Under T-Mobile's new payment model, the 16 GB iPhone 5 requires a down payment of $99.99 with the customer also responsible for an additional 24 monthly payments of $20, bringing the total cost of the device to $579.99. The 32 GB and 64 GB models carry the same monthly payment amounts, but require larger down payments of $199.99 and $299.99 respectively.
Single-line service plans for the iPhone 5 require no contract and begin at $50/month for unlimited talk, text, and data, although data is slowed to 2G speeds once the customer reaches 500 MB for the month. A $60/month plan raises the high-speed data cap to 2.5 GB, and a $70/month plan includes unlimited high-speed data.
Top Rated Comments
Meanwhile at Macrumors where 3% of the members can understand german.
Because this is not a contract like with AT&T or Verizon where you pay $200 up front and pay the additional forever if you never upgrade. With this plan you eventually pay off the phone and $20 a month comes off your bill.
I think this is a very unique and appears to be better way to do this. I hope we see others follow.
T-Mobile no longer has service commitments
You didn't quite read it.
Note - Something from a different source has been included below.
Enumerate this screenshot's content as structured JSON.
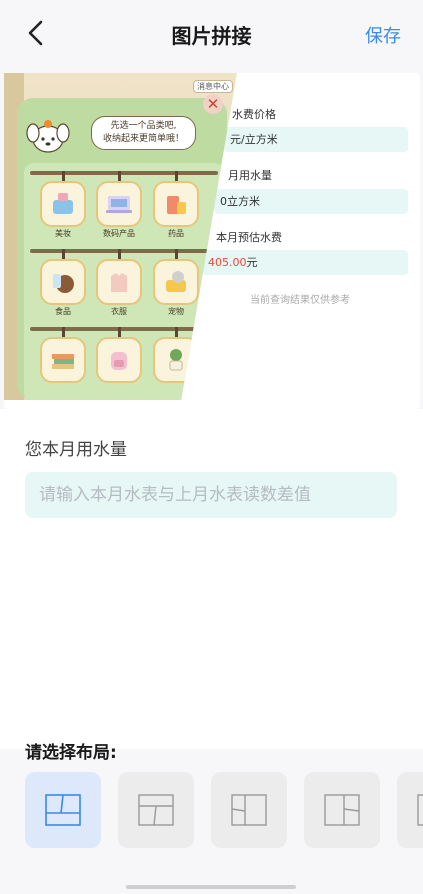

Nobody "subsidises" any phones. What most companies do is give you a phone with a cheap down payment, charge you more over the next 24 months, and then charge you more again after these months.
T-Mobile tells you what the phone costs, and gives you two options to pay - pay it all in one go, or $99 now and the rest over 24 months. That's a purchase, and you have to pay the purchase price. You wouldn't expect not to have to pay, right? In addition, they offer phone and data service at some price with no long-term contract. Actually, three different levels of data service at different prices.
What I like about it is that they offer things in a way that almost everyone would understand. I have seen plenty of people who just _do not understand_ that what they pay for a "subsidized" iPhone is not the price of an iPhone. And if you ever looked at prices at O2 in the UK, either whoever sets the prices is a complete idiot, or, more likely, they are intentionally trying to confuse their customers.
US and Europe are apples and oranges with this stuff for a variety of reasons. How much do you pay for gas? Again, apples and oranges, just very different markets.